### Input records
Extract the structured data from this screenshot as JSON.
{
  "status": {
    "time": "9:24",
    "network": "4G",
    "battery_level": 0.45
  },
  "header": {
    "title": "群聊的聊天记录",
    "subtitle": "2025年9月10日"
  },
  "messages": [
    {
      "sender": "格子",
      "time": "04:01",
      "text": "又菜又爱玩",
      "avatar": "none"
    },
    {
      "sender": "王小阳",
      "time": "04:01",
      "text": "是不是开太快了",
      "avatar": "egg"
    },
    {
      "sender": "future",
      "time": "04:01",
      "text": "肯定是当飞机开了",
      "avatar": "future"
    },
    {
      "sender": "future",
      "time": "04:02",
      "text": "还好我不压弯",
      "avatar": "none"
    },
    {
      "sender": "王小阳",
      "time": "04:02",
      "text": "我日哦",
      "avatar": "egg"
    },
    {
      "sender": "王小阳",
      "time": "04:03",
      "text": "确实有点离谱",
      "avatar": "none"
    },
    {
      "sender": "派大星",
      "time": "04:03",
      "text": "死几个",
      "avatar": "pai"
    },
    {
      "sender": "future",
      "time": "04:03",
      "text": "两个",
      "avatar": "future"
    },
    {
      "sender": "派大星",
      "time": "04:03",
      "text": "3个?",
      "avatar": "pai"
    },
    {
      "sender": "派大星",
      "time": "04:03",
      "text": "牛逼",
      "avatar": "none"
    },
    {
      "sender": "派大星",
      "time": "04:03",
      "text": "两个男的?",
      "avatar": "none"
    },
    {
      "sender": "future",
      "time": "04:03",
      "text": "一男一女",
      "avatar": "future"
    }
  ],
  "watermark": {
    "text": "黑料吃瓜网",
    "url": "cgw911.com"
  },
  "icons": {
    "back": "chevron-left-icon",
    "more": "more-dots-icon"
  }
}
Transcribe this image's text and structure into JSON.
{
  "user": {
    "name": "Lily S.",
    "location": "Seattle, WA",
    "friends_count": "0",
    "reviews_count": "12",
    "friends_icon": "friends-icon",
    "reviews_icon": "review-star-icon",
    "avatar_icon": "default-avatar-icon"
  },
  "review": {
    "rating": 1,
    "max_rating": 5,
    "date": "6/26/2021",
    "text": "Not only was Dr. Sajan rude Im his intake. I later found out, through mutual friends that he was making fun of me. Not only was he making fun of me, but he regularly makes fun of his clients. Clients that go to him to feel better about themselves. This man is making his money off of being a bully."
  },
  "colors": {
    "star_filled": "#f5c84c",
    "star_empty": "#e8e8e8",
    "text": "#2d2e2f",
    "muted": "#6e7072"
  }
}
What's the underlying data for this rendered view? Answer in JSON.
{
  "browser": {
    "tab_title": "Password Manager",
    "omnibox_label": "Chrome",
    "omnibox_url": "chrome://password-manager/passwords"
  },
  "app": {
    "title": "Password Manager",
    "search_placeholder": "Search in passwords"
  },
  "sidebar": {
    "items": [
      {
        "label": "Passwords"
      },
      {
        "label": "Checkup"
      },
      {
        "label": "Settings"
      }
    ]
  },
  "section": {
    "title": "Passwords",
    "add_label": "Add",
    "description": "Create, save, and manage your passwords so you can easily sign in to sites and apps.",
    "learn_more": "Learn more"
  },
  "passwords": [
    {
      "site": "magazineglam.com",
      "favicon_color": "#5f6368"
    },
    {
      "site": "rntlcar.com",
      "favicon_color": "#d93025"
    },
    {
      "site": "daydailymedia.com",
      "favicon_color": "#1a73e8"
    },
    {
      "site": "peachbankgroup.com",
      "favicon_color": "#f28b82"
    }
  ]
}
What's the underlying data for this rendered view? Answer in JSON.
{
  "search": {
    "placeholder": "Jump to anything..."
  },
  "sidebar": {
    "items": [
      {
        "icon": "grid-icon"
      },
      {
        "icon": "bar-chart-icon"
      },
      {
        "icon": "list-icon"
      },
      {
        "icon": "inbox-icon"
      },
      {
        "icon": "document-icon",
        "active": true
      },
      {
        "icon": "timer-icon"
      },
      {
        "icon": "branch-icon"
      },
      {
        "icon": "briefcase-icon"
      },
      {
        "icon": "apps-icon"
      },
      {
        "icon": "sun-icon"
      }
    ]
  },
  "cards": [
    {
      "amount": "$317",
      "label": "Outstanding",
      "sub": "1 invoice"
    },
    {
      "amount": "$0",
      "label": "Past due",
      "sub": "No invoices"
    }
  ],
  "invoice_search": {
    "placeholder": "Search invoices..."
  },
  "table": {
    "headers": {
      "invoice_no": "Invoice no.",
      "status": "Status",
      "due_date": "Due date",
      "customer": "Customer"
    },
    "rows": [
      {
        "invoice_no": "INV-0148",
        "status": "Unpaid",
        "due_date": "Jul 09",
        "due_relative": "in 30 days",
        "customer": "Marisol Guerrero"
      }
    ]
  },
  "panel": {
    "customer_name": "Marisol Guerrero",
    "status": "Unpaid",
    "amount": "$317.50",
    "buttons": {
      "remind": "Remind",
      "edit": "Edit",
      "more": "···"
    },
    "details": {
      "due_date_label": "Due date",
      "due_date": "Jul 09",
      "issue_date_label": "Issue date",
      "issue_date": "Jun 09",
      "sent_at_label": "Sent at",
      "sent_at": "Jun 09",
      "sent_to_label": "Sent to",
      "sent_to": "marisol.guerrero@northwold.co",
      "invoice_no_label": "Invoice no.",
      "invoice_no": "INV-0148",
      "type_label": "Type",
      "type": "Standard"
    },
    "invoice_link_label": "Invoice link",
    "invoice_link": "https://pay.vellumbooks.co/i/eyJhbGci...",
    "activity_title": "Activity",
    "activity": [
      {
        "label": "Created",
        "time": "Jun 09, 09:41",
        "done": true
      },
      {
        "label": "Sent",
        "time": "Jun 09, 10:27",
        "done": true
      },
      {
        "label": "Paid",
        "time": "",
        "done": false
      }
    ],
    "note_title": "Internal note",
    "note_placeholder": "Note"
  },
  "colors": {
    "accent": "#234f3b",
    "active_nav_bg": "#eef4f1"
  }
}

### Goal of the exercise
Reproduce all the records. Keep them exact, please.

### Response
Extract the structured data from this screenshot as JSON.
{
  "status": {
    "time": "9:24",
    "network": "4G",
    "battery_level": 0.45
  },
  "header": {
    "title": "群聊的聊天记录",
    "subtitle": "2025年9月10日"
  },
  "messages": [
    {
      "sender": "格子",
      "time": "04:01",
      "text": "又菜又爱玩",
      "avatar": "none"
    },
    {
      "sender": "王小阳",
      "time": "04:01",
      "text": "是不是开太快了",
      "avatar": "egg"
    },
    {
      "sender": "future",
      "time": "04:01",
      "text": "肯定是当飞机开了",
      "avatar": "future"
    },
    {
      "sender": "future",
      "time": "04:02",
      "text": "还好我不压弯",
      "avatar": "none"
    },
    {
      "sender": "王小阳",
      "time": "04:02",
      "text": "我日哦",
      "avatar": "egg"
    },
    {
      "sender": "王小阳",
      "time": "04:03",
      "text": "确实有点离谱",
      "avatar": "none"
    },
    {
      "sender": "派大星",
      "time": "04:03",
      "text": "死几个",
      "avatar": "pai"
    },
    {
      "sender": "future",
      "time": "04:03",
      "text": "两个",
      "avatar": "future"
    },
    {
      "sender": "派大星",
      "time": "04:03",
      "text": "3个?",
      "avatar": "pai"
    },
    {
      "sender": "派大星",
      "time": "04:03",
      "text": "牛逼",
      "avatar": "none"
    },
    {
      "sender": "派大星",
      "time": "04:03",
      "text": "两个男的?",
      "avatar": "none"
    },
    {
      "sender": "future",
      "time": "04:03",
      "text": "一男一女",
      "avatar": "future"
    }
  ],
  "watermark": {
    "text": "黑料吃瓜网",
    "url": "cgw911.com"
  },
  "icons": {
    "back": "chevron-left-icon",
    "more": "more-dots-icon"
  }
}
Transcribe this image's text and structure into JSON.
{
  "user": {
    "name": "Lily S.",
    "location": "Seattle, WA",
    "friends_count": "0",
    "reviews_count": "12",
    "friends_icon": "friends-icon",
    "reviews_icon": "review-star-icon",
    "avatar_icon": "default-avatar-icon"
  },
  "review": {
    "rating": 1,
    "max_rating": 5,
    "date": "6/26/2021",
    "text": "Not only was Dr. Sajan rude Im his intake. I later found out, through mutual friends that he was making fun of me. Not only was he making fun of me, but he regularly makes fun of his clients. Clients that go to him to feel better about themselves. This man is making his money off of being a bully."
  },
  "colors": {
    "star_filled": "#f5c84c",
    "star_empty": "#e8e8e8",
    "text": "#2d2e2f",
    "muted": "#6e7072"
  }
}
What's the underlying data for this rendered view? Answer in JSON.
{
  "browser": {
    "tab_title": "Password Manager",
    "omnibox_label": "Chrome",
    "omnibox_url": "chrome://password-manager/passwords"
  },
  "app": {
    "title": "Password Manager",
    "search_placeholder": "Search in passwords"
  },
  "sidebar": {
    "items": [
      {
        "label": "Passwords"
      },
      {
        "label": "Checkup"
      },
      {
        "label": "Settings"
      }
    ]
  },
  "section": {
    "title": "Passwords",
    "add_label": "Add",
    "description": "Create, save, and manage your passwords so you can easily sign in to sites and apps.",
    "learn_more": "Learn more"
  },
  "passwords": [
    {
      "site": "magazineglam.com",
      "favicon_color": "#5f6368"
    },
    {
      "site": "rntlcar.com",
      "favicon_color": "#d93025"
    },
    {
      "site": "daydailymedia.com",
      "favicon_color": "#1a73e8"
    },
    {
      "site": "peachbankgroup.com",
      "favicon_color": "#f28b82"
    }
  ]
}
What's the underlying data for this rendered view? Answer in JSON.
{
  "search": {
    "placeholder": "Jump to anything..."
  },
  "sidebar": {
    "items": [
      {
        "icon": "grid-icon"
      },
      {
        "icon": "bar-chart-icon"
      },
      {
        "icon": "list-icon"
      },
      {
        "icon": "inbox-icon"
      },
      {
        "icon": "document-icon",
        "active": true
      },
      {
        "icon": "timer-icon"
      },
      {
        "icon": "branch-icon"
      },
      {
        "icon": "briefcase-icon"
      },
      {
        "icon": "apps-icon"
      },
      {
        "icon": "sun-icon"
      }
    ]
  },
  "cards": [
    {
      "amount": "$317",
      "label": "Outstanding",
      "sub": "1 invoice"
    },
    {
      "amount": "$0",
      "label": "Past due",
      "sub": "No invoices"
    }
  ],
  "invoice_search": {
    "placeholder": "Search invoices..."
  },
  "table": {
    "headers": {
      "invoice_no": "Invoice no.",
      "status": "Status",
      "due_date": "Due date",
      "customer": "Customer"
    },
    "rows": [
      {
        "invoice_no": "INV-0148",
        "status": "Unpaid",
        "due_date": "Jul 09",
        "due_relative": "in 30 days",
        "customer": "Marisol Guerrero"
      }
    ]
  },
  "panel": {
    "customer_name": "Marisol Guerrero",
    "status": "Unpaid",
    "amount": "$317.50",
    "buttons": {
      "remind": "Remind",
      "edit": "Edit",
      "more": "···"
    },
    "details": {
      "due_date_label": "Due date",
      "due_date": "Jul 09",
      "issue_date_label": "Issue date",
      "issue_date": "Jun 09",
      "sent_at_label": "Sent at",
      "sent_at": "Jun 09",
      "sent_to_label": "Sent to",
      "sent_to": "marisol.guerrero@northwold.co",
      "invoice_no_label": "Invoice no.",
      "invoice_no": "INV-0148",
      "type_label": "Type",
      "type": "Standard"
    },
    "invoice_link_label": "Invoice link",
    "invoice_link": "https://pay.vellumbooks.co/i/eyJhbGci...",
    "activity_title": "Activity",
    "activity": [
      {
        "label": "Created",
        "time": "Jun 09, 09:41",
        "done": true
      },
      {
        "label": "Sent",
        "time": "Jun 09, 10:27",
        "done": true
      },
      {
        "label": "Paid",
        "time": "",
        "done": false
      }
    ],
    "note_title": "Internal note",
    "note_placeholder": "Note"
  },
  "colors": {
    "accent": "#234f3b",
    "active_nav_bg": "#eef4f1"
  }
}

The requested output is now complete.